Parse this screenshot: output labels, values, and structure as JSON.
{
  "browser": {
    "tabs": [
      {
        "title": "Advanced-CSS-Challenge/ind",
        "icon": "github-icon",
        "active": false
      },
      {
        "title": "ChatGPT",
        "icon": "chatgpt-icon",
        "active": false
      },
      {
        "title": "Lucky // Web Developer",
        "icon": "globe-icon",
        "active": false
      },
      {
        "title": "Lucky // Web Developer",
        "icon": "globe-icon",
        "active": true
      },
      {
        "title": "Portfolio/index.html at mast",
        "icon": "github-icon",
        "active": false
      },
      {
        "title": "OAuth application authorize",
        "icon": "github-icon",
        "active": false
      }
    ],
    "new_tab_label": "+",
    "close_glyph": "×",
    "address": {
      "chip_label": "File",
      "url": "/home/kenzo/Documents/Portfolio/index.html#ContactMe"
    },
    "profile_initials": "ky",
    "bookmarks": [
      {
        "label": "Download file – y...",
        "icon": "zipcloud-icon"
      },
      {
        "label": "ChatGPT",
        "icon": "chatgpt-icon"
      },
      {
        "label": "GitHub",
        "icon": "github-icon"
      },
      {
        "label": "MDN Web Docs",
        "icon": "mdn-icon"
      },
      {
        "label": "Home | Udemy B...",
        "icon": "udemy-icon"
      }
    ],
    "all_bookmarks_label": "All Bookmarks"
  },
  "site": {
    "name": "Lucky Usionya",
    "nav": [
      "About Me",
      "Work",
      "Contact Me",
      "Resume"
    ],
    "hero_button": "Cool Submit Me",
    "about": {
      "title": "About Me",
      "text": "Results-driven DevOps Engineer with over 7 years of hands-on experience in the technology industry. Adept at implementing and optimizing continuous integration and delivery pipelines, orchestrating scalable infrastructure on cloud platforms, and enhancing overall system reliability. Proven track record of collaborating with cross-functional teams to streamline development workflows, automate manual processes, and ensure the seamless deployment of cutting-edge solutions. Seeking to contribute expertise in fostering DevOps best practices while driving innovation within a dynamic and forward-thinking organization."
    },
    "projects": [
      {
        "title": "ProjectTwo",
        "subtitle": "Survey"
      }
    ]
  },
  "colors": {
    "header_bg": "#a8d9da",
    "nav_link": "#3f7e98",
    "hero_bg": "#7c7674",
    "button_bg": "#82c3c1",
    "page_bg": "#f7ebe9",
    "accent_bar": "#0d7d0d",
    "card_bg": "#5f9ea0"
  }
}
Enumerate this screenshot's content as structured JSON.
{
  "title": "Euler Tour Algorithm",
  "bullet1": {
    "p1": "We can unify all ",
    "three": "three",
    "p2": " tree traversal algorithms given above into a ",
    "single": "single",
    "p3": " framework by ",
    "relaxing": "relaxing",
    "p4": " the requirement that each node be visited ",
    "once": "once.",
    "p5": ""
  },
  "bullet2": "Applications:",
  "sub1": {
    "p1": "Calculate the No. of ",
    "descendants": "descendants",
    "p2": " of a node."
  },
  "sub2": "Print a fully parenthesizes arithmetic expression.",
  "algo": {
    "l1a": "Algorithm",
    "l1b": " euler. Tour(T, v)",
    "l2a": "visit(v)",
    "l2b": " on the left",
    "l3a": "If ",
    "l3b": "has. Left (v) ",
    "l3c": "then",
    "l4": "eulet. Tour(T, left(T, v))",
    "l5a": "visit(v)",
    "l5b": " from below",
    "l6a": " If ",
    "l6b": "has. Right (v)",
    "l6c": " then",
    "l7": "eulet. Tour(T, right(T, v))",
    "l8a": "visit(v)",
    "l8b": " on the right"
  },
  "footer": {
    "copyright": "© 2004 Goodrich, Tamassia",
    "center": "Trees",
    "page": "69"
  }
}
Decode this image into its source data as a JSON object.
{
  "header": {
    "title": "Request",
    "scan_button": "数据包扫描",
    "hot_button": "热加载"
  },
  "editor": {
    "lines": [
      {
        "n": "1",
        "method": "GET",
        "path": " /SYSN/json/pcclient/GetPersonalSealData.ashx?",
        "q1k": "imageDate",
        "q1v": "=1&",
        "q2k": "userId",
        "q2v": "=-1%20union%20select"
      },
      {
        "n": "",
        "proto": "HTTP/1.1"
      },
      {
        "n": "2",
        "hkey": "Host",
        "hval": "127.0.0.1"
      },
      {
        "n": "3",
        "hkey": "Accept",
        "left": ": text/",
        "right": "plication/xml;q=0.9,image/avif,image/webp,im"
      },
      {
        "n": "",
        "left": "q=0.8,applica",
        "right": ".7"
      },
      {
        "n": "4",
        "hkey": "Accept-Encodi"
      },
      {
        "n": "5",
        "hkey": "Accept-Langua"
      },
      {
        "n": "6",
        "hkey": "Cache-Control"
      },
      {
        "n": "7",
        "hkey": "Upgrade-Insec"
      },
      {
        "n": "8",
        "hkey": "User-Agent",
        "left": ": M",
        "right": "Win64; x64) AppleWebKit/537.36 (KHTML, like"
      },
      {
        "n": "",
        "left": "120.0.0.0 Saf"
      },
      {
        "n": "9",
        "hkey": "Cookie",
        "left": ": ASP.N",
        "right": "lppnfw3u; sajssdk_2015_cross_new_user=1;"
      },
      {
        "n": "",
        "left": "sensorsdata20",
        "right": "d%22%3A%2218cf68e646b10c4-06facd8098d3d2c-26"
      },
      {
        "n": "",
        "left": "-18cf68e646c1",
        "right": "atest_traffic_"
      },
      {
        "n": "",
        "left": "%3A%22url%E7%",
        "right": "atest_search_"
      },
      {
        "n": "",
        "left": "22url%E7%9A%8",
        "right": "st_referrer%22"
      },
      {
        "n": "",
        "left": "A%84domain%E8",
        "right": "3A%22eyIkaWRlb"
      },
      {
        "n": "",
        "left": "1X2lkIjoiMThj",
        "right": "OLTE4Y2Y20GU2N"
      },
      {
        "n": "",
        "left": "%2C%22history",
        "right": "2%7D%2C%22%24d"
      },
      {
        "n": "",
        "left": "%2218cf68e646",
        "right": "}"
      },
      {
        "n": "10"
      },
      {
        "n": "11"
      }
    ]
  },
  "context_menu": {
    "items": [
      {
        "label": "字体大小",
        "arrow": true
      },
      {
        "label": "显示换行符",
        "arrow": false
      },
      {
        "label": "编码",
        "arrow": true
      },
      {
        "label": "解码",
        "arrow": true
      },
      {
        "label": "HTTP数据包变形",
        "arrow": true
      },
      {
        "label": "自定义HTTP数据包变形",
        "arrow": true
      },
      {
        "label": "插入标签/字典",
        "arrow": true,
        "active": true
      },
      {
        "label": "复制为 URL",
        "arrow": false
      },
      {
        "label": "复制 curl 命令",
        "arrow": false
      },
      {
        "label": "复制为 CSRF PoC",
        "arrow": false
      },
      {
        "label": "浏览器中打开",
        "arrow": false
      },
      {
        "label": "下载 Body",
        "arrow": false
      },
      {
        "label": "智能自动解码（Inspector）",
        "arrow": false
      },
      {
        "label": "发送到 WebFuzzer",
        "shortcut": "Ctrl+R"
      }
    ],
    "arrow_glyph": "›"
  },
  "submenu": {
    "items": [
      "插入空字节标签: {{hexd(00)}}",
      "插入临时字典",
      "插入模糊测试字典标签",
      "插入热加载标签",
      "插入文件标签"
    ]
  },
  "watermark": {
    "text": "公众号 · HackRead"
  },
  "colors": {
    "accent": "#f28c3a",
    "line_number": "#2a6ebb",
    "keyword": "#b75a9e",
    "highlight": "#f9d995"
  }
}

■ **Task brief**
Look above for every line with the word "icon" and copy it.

■ **Written solution**
        "icon": "github-icon",
        "icon": "chatgpt-icon",
        "icon": "globe-icon",
        "icon": "globe-icon",
        "icon": "github-icon",
        "icon": "github-icon",
        "icon": "zipcloud-icon"
        "icon": "chatgpt-icon"
        "icon": "github-icon"
        "icon": "mdn-icon"
        "icon": "udemy-icon"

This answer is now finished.